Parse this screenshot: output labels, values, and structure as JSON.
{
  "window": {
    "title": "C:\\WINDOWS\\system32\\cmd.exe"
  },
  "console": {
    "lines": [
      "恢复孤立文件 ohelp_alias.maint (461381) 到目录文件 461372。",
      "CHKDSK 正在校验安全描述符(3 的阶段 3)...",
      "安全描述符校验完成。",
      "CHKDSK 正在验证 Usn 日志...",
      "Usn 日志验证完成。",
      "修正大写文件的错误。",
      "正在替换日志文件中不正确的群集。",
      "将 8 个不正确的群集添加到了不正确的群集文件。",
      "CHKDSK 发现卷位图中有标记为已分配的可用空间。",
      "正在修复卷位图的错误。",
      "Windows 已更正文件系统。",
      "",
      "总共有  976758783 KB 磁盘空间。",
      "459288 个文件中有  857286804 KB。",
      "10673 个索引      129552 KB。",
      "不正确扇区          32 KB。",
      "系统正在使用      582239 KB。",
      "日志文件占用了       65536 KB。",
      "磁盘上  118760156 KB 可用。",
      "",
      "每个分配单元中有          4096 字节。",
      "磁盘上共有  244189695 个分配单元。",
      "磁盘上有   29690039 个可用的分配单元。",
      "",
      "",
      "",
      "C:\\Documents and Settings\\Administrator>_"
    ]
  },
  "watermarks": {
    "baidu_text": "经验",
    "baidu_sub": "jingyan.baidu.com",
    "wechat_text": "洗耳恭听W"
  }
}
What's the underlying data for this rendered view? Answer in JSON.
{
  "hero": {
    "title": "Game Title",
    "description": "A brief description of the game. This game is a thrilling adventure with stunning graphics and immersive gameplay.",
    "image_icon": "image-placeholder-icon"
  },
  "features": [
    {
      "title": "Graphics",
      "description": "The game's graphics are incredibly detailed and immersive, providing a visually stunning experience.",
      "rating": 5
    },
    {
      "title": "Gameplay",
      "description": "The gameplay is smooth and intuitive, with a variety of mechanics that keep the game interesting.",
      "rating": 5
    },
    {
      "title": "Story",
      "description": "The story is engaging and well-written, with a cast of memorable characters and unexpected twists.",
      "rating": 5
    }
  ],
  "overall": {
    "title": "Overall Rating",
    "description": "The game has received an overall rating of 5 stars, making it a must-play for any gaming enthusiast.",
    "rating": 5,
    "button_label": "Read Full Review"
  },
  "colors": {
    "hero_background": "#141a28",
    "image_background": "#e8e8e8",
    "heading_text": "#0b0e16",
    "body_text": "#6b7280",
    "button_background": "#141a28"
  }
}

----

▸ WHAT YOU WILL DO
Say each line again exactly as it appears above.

▸ TASK SOLUTION
Parse this screenshot: output labels, values, and structure as JSON.
{
  "window": {
    "title": "C:\\WINDOWS\\system32\\cmd.exe"
  },
  "console": {
    "lines": [
      "恢复孤立文件 ohelp_alias.maint (461381) 到目录文件 461372。",
      "CHKDSK 正在校验安全描述符(3 的阶段 3)...",
      "安全描述符校验完成。",
      "CHKDSK 正在验证 Usn 日志...",
      "Usn 日志验证完成。",
      "修正大写文件的错误。",
      "正在替换日志文件中不正确的群集。",
      "将 8 个不正确的群集添加到了不正确的群集文件。",
      "CHKDSK 发现卷位图中有标记为已分配的可用空间。",
      "正在修复卷位图的错误。",
      "Windows 已更正文件系统。",
      "",
      "总共有  976758783 KB 磁盘空间。",
      "459288 个文件中有  857286804 KB。",
      "10673 个索引      129552 KB。",
      "不正确扇区          32 KB。",
      "系统正在使用      582239 KB。",
      "日志文件占用了       65536 KB。",
      "磁盘上  118760156 KB 可用。",
      "",
      "每个分配单元中有          4096 字节。",
      "磁盘上共有  244189695 个分配单元。",
      "磁盘上有   29690039 个可用的分配单元。",
      "",
      "",
      "",
      "C:\\Documents and Settings\\Administrator>_"
    ]
  },
  "watermarks": {
    "baidu_text": "经验",
    "baidu_sub": "jingyan.baidu.com",
    "wechat_text": "洗耳恭听W"
  }
}
What's the underlying data for this rendered view? Answer in JSON.
{
  "hero": {
    "title": "Game Title",
    "description": "A brief description of the game. This game is a thrilling adventure with stunning graphics and immersive gameplay.",
    "image_icon": "image-placeholder-icon"
  },
  "features": [
    {
      "title": "Graphics",
      "description": "The game's graphics are incredibly detailed and immersive, providing a visually stunning experience.",
      "rating": 5
    },
    {
      "title": "Gameplay",
      "description": "The gameplay is smooth and intuitive, with a variety of mechanics that keep the game interesting.",
      "rating": 5
    },
    {
      "title": "Story",
      "description": "The story is engaging and well-written, with a cast of memorable characters and unexpected twists.",
      "rating": 5
    }
  ],
  "overall": {
    "title": "Overall Rating",
    "description": "The game has received an overall rating of 5 stars, making it a must-play for any gaming enthusiast.",
    "rating": 5,
    "button_label": "Read Full Review"
  },
  "colors": {
    "hero_background": "#141a28",
    "image_background": "#e8e8e8",
    "heading_text": "#0b0e16",
    "body_text": "#6b7280",
    "button_background": "#141a28"
  }
}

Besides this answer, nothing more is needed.